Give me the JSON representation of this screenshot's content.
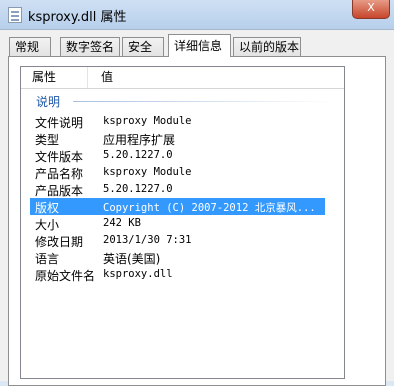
{
  "window": {
    "title": "ksproxy.dll 属性",
    "close_label": "X"
  },
  "tabs": [
    {
      "label": "常规"
    },
    {
      "label": "数字签名"
    },
    {
      "label": "安全"
    },
    {
      "label": "详细信息",
      "active": true
    },
    {
      "label": "以前的版本"
    }
  ],
  "details": {
    "columns": {
      "property": "属性",
      "value": "值"
    },
    "group_label": "说明",
    "rows": [
      {
        "name": "文件说明",
        "value": "ksproxy Module"
      },
      {
        "name": "类型",
        "value": "应用程序扩展"
      },
      {
        "name": "文件版本",
        "value": "5.20.1227.0"
      },
      {
        "name": "产品名称",
        "value": "ksproxy Module"
      },
      {
        "name": "产品版本",
        "value": "5.20.1227.0"
      },
      {
        "name": "版权",
        "value": "Copyright (C) 2007-2012 北京暴风...",
        "selected": true
      },
      {
        "name": "大小",
        "value": "242 KB"
      },
      {
        "name": "修改日期",
        "value": "2013/1/30 7:31"
      },
      {
        "name": "语言",
        "value": "英语(美国)"
      },
      {
        "name": "原始文件名",
        "value": "ksproxy.dll"
      }
    ]
  },
  "colors": {
    "selection": "#3399ff",
    "group_label": "#1e57a8"
  }
}
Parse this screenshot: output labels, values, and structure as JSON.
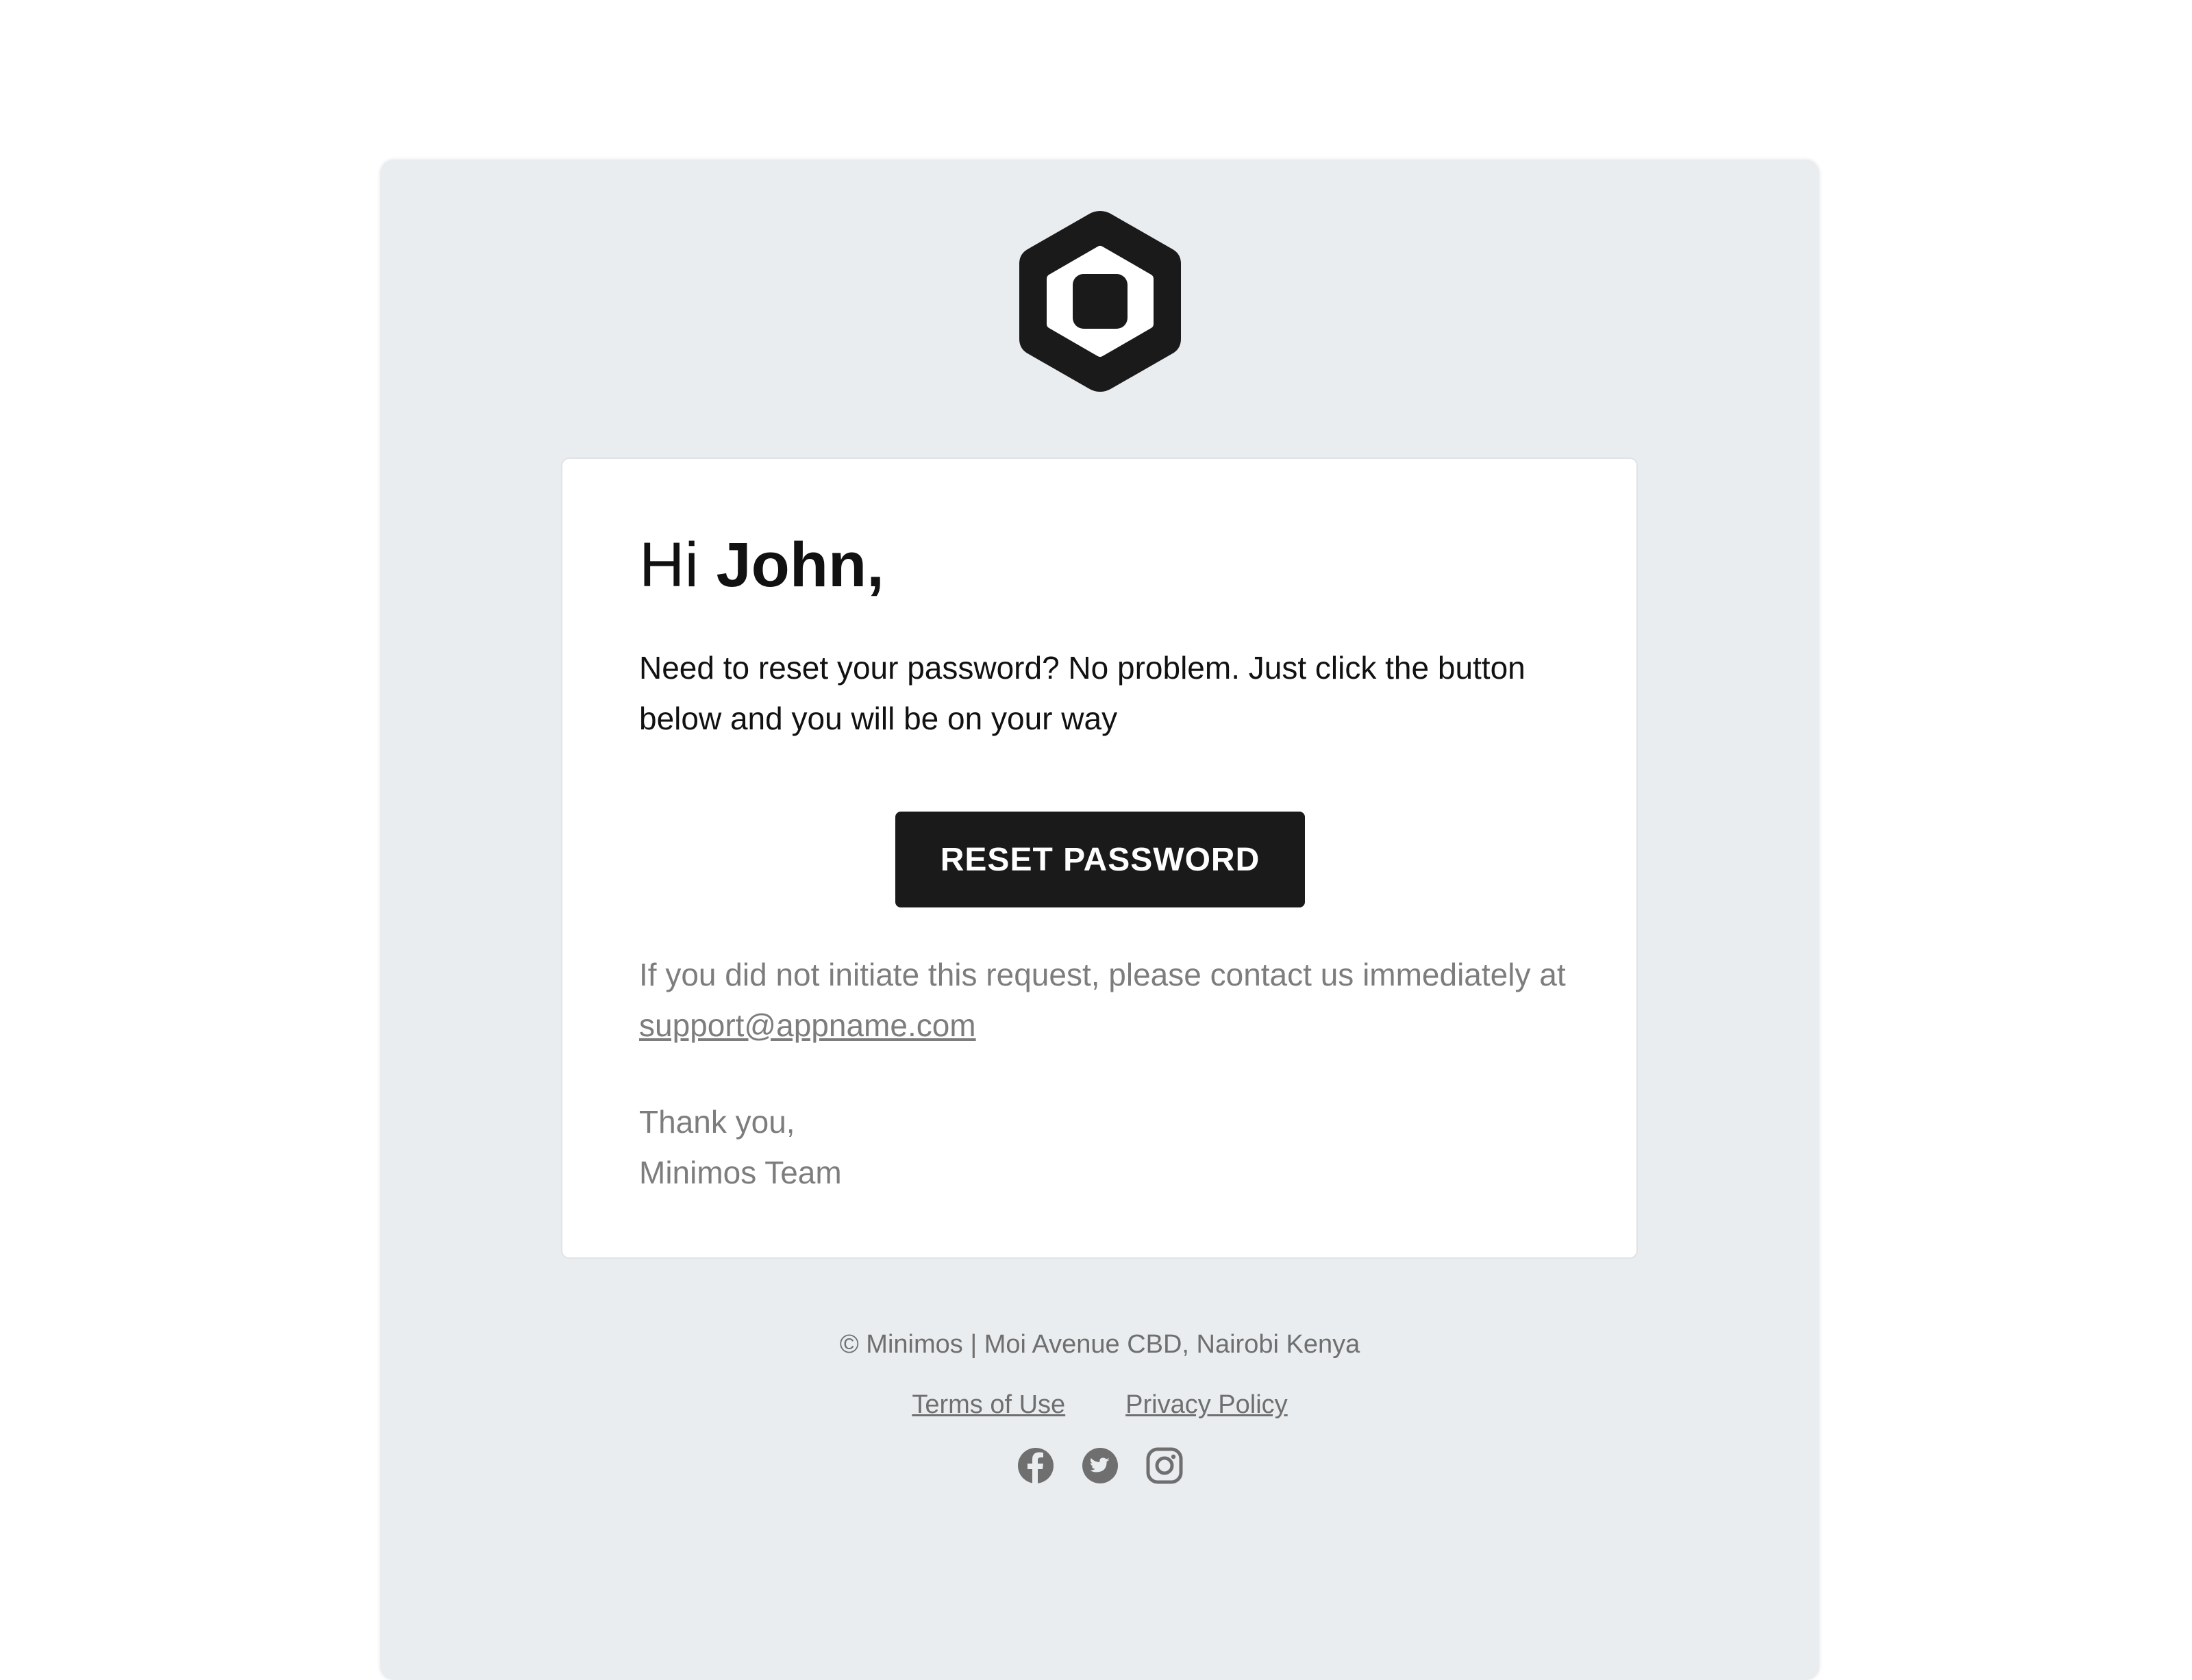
{
  "brand": {
    "logo_icon": "hexagon-logo-icon",
    "accent_color": "#1a1a1a",
    "shell_color": "#eaedf0"
  },
  "email": {
    "greeting_prefix": "Hi ",
    "greeting_name": "John,",
    "body": "Need to reset your password? No problem. Just click the button below and you will be on your way",
    "button_label": "RESET PASSWORD",
    "notice_text": "If you did not initiate this request, please contact us immediately at ",
    "support_email": "support@appname.com",
    "signoff_line1": "Thank you,",
    "signoff_line2": "Minimos Team"
  },
  "footer": {
    "address": "© Minimos | Moi Avenue CBD, Nairobi Kenya",
    "links": [
      {
        "label": "Terms of Use"
      },
      {
        "label": "Privacy Policy"
      }
    ],
    "socials": [
      {
        "icon": "facebook-icon"
      },
      {
        "icon": "twitter-icon"
      },
      {
        "icon": "instagram-icon"
      }
    ]
  }
}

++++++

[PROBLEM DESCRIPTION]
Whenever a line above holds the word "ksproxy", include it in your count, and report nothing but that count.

[COMPLETED TASK]
4